-- EXERCISE INPUTS follows --

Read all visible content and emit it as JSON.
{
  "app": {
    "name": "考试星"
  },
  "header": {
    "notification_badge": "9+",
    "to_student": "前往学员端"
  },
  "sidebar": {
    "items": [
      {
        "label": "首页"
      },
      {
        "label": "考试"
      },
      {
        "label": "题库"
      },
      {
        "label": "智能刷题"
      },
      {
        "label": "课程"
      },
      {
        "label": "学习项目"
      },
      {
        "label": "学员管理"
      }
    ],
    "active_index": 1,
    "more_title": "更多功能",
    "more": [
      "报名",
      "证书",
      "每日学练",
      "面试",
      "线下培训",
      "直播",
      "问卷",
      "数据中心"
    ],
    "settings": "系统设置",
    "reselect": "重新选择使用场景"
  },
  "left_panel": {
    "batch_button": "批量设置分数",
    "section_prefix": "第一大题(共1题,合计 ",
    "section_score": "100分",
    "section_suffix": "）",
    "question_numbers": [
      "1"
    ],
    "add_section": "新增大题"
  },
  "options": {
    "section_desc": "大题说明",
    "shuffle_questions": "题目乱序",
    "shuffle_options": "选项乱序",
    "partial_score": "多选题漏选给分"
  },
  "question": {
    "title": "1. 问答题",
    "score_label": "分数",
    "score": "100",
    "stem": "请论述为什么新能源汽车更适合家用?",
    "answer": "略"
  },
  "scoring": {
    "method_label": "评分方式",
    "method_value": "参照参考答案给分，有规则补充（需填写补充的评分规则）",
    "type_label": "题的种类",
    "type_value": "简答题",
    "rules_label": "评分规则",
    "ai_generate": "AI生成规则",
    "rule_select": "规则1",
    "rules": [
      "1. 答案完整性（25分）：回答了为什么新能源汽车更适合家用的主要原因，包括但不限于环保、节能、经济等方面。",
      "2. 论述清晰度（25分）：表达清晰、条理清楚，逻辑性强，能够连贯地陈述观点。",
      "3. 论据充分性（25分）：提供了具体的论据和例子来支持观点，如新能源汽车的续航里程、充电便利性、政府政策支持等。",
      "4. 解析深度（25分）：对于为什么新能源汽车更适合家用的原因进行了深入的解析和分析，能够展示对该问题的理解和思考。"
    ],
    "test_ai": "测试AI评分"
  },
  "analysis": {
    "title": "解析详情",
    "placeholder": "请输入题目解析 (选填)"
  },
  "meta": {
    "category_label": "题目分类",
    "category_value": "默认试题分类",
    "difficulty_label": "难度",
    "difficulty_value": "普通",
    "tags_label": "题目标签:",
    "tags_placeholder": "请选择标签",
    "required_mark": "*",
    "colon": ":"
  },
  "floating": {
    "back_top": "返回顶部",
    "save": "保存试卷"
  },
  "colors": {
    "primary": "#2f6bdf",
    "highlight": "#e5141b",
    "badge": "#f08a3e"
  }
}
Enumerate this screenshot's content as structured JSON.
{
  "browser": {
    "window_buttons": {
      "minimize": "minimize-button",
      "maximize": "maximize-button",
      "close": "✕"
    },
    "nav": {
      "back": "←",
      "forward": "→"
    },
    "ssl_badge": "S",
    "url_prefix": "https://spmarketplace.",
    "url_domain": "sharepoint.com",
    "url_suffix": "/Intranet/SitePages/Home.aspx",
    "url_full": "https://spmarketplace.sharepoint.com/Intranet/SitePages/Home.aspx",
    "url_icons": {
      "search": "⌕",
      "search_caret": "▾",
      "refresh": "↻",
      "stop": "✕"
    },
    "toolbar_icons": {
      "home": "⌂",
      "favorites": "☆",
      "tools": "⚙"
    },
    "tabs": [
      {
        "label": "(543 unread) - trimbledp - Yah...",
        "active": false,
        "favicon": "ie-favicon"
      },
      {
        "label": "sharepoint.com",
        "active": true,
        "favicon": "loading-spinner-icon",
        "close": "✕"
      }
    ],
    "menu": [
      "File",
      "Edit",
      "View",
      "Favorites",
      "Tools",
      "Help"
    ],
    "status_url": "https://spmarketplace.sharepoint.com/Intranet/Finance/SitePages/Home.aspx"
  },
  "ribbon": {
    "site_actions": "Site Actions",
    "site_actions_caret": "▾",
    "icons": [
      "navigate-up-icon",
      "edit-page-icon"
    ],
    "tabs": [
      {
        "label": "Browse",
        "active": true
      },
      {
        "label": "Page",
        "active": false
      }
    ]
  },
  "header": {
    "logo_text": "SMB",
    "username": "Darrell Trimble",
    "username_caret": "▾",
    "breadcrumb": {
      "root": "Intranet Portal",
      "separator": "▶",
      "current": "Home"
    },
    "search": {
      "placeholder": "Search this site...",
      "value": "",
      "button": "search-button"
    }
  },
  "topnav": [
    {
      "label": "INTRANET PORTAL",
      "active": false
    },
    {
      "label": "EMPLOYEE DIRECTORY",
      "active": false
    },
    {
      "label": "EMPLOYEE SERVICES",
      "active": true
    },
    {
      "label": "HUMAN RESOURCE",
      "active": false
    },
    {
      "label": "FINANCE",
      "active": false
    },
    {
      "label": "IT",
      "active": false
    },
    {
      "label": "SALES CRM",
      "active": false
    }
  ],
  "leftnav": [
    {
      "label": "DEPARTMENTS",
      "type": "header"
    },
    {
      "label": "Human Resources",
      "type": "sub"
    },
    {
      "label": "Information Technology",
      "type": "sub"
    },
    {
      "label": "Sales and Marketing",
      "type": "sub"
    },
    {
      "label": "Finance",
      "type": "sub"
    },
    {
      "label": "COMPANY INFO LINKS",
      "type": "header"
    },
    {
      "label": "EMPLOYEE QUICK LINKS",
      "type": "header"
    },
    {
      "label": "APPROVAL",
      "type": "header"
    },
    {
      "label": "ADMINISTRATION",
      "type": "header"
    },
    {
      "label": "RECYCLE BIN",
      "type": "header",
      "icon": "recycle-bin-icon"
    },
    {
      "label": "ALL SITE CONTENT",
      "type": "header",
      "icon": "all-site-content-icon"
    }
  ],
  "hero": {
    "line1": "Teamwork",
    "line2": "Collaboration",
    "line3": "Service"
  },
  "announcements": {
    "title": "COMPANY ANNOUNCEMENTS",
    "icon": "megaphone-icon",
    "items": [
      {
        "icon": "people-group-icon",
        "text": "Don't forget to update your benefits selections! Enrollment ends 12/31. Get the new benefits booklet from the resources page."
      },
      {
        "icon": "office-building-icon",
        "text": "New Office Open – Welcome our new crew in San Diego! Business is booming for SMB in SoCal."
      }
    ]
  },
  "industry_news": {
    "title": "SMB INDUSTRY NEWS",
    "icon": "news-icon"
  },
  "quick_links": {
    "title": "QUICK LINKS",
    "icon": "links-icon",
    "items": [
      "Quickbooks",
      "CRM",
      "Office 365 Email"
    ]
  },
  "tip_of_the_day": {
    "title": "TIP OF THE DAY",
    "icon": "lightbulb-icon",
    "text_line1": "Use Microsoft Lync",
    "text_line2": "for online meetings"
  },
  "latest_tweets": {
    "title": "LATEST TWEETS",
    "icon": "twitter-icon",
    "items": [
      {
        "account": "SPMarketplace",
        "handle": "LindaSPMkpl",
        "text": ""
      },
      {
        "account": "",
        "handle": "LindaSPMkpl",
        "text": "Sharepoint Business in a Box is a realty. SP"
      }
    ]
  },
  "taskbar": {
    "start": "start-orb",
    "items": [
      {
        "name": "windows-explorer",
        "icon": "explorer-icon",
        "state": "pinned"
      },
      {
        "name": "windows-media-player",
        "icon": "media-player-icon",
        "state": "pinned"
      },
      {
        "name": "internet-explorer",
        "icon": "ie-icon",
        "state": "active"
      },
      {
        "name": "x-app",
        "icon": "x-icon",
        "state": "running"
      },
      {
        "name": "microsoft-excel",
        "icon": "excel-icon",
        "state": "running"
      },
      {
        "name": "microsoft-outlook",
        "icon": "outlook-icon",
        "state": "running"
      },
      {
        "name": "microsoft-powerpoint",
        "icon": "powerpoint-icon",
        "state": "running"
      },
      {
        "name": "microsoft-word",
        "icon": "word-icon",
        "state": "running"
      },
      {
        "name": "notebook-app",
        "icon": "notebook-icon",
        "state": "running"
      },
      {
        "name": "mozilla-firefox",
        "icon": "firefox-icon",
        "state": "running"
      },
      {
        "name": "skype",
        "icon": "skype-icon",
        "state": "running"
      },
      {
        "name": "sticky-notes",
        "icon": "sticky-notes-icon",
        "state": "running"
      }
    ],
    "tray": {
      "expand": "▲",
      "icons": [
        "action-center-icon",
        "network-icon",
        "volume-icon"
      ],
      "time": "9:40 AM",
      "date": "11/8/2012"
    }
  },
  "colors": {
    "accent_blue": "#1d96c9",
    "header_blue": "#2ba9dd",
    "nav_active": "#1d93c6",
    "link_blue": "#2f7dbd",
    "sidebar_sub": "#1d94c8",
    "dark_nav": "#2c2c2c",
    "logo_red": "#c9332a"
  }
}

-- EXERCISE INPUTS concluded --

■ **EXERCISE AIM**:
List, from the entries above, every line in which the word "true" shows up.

■ **EXPECTED OUTPUT**:
        "active": true,
        "active": true
      "active": true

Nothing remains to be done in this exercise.